The study included three categories of babies: full-term healthy infants who could easily have contact with their moms; preemies who were incubated and for at least a couple of weeks could not have physical contact with their mothers; and more stable preemies whose moms committed to holding them, skin-to-skin, for at least an hour a day for at least 14 consecutive days.

Researchers believed that proximity to the mother's body would be beneficial for the children for a variety of reasons, for the attachment, for the self-regulation, just like any other mammalian young that needs all the provisions that are in the mother's body and physical proximity.

The researchers periodically checked in with the children and their families and assessed their interactions, their "mother-child social synchrony," starting with nonverbal cues and responses early on. Over time, mothers and children built more complex abilities to see the other person's side and allowing the person to have their opinion.

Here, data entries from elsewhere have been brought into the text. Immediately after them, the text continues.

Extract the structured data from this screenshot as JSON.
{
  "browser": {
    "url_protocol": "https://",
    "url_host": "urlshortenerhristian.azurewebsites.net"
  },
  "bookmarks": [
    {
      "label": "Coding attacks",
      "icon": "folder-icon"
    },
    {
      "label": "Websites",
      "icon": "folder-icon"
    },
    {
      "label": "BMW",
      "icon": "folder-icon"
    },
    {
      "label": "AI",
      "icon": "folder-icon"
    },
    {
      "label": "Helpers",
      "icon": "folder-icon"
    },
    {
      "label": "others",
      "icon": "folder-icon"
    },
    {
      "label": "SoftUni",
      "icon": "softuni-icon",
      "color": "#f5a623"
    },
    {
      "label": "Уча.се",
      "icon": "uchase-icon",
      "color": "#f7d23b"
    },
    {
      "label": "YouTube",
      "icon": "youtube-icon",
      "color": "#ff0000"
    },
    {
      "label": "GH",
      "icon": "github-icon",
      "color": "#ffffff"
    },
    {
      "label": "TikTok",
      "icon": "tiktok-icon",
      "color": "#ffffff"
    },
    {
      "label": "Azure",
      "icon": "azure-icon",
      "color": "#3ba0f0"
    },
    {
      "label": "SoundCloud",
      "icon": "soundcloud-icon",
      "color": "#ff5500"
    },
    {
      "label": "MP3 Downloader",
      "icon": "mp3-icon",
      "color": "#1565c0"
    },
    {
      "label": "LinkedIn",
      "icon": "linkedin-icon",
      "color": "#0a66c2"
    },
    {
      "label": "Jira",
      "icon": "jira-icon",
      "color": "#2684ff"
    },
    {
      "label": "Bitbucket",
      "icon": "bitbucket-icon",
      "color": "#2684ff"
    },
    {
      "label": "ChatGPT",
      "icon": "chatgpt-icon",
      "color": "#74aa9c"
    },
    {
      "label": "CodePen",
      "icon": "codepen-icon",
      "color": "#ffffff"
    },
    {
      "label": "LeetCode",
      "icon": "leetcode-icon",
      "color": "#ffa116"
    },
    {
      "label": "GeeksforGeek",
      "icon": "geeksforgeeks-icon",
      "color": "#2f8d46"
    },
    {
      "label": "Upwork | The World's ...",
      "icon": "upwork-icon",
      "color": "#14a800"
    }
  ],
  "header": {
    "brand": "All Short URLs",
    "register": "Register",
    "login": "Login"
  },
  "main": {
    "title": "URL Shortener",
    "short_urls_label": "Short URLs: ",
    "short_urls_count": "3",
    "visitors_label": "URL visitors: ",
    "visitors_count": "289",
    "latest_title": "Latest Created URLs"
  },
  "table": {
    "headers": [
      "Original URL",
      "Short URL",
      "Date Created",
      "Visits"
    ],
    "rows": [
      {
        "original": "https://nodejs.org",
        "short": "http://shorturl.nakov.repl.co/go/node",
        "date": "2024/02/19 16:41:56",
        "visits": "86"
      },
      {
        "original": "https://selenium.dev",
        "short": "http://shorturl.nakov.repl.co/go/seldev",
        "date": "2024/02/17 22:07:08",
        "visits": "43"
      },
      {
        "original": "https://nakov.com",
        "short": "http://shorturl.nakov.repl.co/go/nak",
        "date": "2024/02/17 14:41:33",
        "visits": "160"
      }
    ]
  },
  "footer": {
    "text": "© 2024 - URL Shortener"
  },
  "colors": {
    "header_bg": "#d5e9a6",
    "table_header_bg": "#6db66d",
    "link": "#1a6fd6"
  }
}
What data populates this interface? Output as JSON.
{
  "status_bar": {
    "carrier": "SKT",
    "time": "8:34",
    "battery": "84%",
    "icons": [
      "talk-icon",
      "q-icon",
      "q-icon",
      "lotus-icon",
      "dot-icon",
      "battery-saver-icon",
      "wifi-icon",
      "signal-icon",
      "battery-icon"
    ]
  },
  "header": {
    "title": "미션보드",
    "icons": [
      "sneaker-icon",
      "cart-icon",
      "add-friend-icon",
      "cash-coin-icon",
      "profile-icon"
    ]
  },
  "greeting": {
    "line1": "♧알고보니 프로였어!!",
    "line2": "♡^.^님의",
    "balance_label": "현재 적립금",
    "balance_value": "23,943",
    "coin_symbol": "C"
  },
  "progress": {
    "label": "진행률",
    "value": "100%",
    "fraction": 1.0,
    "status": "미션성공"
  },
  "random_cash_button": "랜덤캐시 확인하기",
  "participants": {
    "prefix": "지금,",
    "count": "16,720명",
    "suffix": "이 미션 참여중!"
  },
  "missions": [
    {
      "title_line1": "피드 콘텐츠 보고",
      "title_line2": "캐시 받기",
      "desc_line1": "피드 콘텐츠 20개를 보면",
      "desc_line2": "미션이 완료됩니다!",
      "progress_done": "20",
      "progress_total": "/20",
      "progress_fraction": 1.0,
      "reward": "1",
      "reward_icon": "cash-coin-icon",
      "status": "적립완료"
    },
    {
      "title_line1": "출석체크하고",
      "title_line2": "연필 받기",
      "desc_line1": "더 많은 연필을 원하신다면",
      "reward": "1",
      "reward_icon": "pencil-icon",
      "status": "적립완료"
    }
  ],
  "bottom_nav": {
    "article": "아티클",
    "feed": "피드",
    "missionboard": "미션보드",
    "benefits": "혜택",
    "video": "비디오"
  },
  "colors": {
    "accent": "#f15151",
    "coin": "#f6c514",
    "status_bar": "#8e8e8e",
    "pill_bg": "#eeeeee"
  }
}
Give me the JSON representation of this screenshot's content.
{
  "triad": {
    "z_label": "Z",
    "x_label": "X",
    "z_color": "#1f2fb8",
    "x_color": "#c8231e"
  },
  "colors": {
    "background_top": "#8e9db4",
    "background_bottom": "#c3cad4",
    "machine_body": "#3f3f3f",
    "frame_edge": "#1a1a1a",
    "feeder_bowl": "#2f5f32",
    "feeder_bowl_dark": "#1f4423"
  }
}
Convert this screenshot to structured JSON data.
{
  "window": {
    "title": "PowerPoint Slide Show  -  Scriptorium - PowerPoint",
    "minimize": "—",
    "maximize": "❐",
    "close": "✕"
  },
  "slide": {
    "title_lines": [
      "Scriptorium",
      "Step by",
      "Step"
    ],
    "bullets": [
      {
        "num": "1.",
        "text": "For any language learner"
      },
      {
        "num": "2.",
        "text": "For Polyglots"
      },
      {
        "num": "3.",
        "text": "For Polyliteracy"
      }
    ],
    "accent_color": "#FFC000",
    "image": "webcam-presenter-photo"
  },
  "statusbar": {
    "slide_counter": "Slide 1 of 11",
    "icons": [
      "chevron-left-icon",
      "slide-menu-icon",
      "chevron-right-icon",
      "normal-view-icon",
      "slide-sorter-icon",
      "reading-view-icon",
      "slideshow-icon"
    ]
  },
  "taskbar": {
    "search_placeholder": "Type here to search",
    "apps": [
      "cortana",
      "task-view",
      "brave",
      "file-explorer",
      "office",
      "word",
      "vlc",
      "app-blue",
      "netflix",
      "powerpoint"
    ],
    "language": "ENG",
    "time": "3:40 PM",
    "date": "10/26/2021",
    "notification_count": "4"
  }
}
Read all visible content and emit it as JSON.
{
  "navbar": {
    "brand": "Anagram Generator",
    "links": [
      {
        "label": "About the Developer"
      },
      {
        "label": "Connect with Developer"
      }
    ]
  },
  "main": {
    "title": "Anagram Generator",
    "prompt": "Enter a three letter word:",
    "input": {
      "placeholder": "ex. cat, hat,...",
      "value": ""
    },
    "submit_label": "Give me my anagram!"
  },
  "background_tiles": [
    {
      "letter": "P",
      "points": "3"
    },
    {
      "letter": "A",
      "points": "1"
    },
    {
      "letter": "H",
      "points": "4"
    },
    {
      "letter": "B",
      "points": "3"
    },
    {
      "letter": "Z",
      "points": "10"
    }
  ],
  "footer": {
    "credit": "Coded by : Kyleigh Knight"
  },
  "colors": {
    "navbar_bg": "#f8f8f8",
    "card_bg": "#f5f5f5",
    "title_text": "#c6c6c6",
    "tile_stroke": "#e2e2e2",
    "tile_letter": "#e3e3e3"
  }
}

In early adulthood, they assessed the grown children's brains. The areas of the brain that were specifically sensitized were the amygdala and the insula. The scientist described the amygdala as a center of non-conscious identification of emotions, and the insula as an area where you integrate signals from your own body with signals from another person's emotional state.

Findings demonstrate the centrality of synchronous caregiving, by which infants practice the detection and sharing of others’ affective states, for tuning the human social brain, particularly in regions implicated in salience detection, interoception, and mentalization that underpin affect sharing and human attachment.

Proceedings of the National Academy of Sciences